__Information provided__.

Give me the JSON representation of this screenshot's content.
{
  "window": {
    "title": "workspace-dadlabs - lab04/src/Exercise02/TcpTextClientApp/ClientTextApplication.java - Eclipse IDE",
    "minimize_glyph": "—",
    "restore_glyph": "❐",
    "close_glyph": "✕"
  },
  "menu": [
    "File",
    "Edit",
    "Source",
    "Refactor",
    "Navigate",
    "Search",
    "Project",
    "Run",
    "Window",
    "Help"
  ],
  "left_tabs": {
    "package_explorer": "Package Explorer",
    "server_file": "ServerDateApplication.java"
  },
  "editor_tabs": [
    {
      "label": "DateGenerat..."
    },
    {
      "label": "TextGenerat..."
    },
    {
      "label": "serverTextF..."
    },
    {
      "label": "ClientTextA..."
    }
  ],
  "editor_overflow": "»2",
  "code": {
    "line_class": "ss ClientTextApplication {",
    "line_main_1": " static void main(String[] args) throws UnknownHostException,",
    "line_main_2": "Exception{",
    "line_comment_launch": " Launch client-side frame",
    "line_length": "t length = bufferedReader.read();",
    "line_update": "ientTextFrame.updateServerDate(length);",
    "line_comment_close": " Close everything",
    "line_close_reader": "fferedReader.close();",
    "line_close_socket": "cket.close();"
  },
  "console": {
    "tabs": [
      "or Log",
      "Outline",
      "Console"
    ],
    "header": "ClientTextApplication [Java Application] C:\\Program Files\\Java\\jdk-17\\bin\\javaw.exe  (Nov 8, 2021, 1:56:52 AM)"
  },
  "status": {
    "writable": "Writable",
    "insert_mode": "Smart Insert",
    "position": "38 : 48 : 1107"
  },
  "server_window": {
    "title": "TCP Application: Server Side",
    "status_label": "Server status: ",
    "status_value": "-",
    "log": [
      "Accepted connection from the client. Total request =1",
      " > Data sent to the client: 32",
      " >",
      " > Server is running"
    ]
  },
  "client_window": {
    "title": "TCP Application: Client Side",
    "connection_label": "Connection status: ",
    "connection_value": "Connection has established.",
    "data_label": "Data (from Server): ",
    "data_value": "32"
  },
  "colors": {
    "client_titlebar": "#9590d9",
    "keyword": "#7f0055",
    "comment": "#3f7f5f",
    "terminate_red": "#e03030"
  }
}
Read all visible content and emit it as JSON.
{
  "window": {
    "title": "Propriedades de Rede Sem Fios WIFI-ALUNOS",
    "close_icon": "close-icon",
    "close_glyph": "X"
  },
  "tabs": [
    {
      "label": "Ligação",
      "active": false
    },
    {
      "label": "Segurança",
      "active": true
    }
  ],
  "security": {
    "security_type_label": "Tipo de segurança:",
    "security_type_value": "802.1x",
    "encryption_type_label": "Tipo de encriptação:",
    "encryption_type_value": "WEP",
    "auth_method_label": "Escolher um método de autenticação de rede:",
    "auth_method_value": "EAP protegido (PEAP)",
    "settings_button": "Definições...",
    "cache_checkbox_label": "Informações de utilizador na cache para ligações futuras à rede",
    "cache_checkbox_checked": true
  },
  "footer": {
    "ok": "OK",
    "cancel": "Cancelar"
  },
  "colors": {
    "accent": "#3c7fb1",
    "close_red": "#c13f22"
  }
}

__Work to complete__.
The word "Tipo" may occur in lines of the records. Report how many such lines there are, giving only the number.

__Answer to this problem__.
2